|Study title: Back pain in children and adolescents
Authors: Altaf F, Heran MKS, Wilson LF
Publication information: Bone & Joint Journal 2014; 96-B: 717–23.
Research Review: Exploring causes of back pain in young patients, part 2
Study title: Back pain in children and adolescents
Continuing from last issue, this study reviewed the important causes of back pain in children and adolescents.
Intervertebral discs are more vascularized in children than in adults, which accounts for the higher rate of discitis in adolescence, versus overt vertebral osteomyelitis. Other common infectious causes of back pain in children are tuberculous osteomyelitis, epidural abscess and sacroiliac joint infections.
Discitis is a rare condition, with an estimated incidence of one to two cases in 30,000. It has a characteristic biphasic distribution, affecting toddlers and older adolescents. Discitis presents as general irritability, a refusal to walk or to stand due to abdominal pain, hamstring spasm or back pain and it may be associated with a limp. White cell count and C-reactive protein are generally normal; erythrocyte sedimentation rate is mildly raised; blood cultures are usually negative. MRI often confirms the diagnosis.
The spondyloarthropathies are a group of inflammatory rheumatic disorders characterized by axial and/or peripheral arthritis. The diseases in the group share a common genetic predisposition – namely, the HLA-B27 gene. Of the common spondyloarthropathies, Ankylosing Spondylitis (AS) is the most common, occurring in 0.2 to 1.2 per cent of the Caucasian population. Its initial symptoms can be noted in adolescence and early adulthood, such as dull pain over the lower back and buttocks, and morning stiffness eased by exercise and worsened with inactivity. Of concern is the frequent lengthy delay between symptom onset and diagnosis (often up to eight years), an issue clinicians should keep in the front of their minds with characteristic patients with this symptom pattern. AS usually responds well to non-steroidal anti-inflammatories (NSAIDs), although in more progressive/severe cases, tumour necrosis factor inhibitors have shown good results. Patients suspected of having AS, or other inflammatory disease, should be promptly referred to a rheumatologist.
Neoplastic disease of the spine, while rare in kids, can occur in both the posterior column (osteoid osteoma, osteoblastoma, aneurysmal bone cyst) and anterior column (eosinophilic granuloma, also known as histiocytosis X):
- Osteoid Osteoma: one per cent of all tumours and 11 per cent of all primary benign tumours in patients between 10 and 25; primarily located in the pedicle and lamina; back pain is usually present at night and relieved by aspirin and/or NSAIDs; definitive treatment is surgical resection.

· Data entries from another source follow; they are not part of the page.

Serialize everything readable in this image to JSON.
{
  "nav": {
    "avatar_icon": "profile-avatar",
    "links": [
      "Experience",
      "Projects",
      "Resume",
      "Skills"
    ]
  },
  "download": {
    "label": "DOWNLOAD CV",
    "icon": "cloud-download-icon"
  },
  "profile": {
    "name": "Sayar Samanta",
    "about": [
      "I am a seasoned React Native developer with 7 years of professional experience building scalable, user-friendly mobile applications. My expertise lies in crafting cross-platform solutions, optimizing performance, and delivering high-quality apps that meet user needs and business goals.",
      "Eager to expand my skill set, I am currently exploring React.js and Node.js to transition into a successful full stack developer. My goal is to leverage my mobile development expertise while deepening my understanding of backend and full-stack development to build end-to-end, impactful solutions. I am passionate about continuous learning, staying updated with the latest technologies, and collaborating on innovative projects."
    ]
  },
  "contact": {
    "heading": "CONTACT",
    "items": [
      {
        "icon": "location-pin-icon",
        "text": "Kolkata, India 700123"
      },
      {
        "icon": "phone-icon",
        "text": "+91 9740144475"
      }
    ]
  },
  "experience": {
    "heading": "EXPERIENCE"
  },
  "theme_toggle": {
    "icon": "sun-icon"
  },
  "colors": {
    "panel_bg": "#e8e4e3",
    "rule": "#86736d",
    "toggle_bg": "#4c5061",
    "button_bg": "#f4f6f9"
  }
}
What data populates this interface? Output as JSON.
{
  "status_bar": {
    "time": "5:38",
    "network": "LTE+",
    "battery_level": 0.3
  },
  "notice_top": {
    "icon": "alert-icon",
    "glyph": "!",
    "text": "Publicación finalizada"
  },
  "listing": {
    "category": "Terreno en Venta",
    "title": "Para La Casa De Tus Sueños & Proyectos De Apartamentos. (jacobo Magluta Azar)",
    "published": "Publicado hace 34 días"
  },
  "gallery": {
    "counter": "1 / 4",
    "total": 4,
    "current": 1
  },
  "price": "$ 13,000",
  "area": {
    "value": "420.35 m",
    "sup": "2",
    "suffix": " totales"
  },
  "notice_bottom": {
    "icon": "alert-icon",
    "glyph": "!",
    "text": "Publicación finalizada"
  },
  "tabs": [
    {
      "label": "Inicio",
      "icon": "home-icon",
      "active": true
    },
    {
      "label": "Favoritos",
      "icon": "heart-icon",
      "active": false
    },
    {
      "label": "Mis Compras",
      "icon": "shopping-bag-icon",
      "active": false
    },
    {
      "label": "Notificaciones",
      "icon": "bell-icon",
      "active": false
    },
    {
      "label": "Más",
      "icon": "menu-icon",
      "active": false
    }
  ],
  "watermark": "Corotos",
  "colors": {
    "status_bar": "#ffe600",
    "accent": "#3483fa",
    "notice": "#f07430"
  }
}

- Osteoblastoma: one per cent of all primary benign tumours, 40 per cent are located in the spine; primarily located in the pedicle and lamina; NSAIDs are ineffective; tumours are often locally expansive and destructive; surgical treatment ranges from intralesional curettage to complete resection.
- Aneurysmal Bone Cyst: bubbly, cystic appearance with a thin rim of surrounding bone, in the posterior column of the spine and visible on plain films; treatment includes selective arterial embolization followed by either complete curettage or en bloc marginal excision. Radiotherapy has a limited role.
- Eosinophilic Granuloma (Histiocytosis X): a subgroup of syndromes related to abnormally functioning monocytes, macrophages and dendritic cells; present in 10 to 15 per cent of children with histiocytosis; back pain localized to area of granuloma formation (usually anterior vertebral body); plain films can show collapsed vertebrae, due to the lytic nature of the tumour; treatment options are controversial, as some patients undergo spontaneous resolution; surgery is reserved for patients with neurological deficits or polyostotic involvement.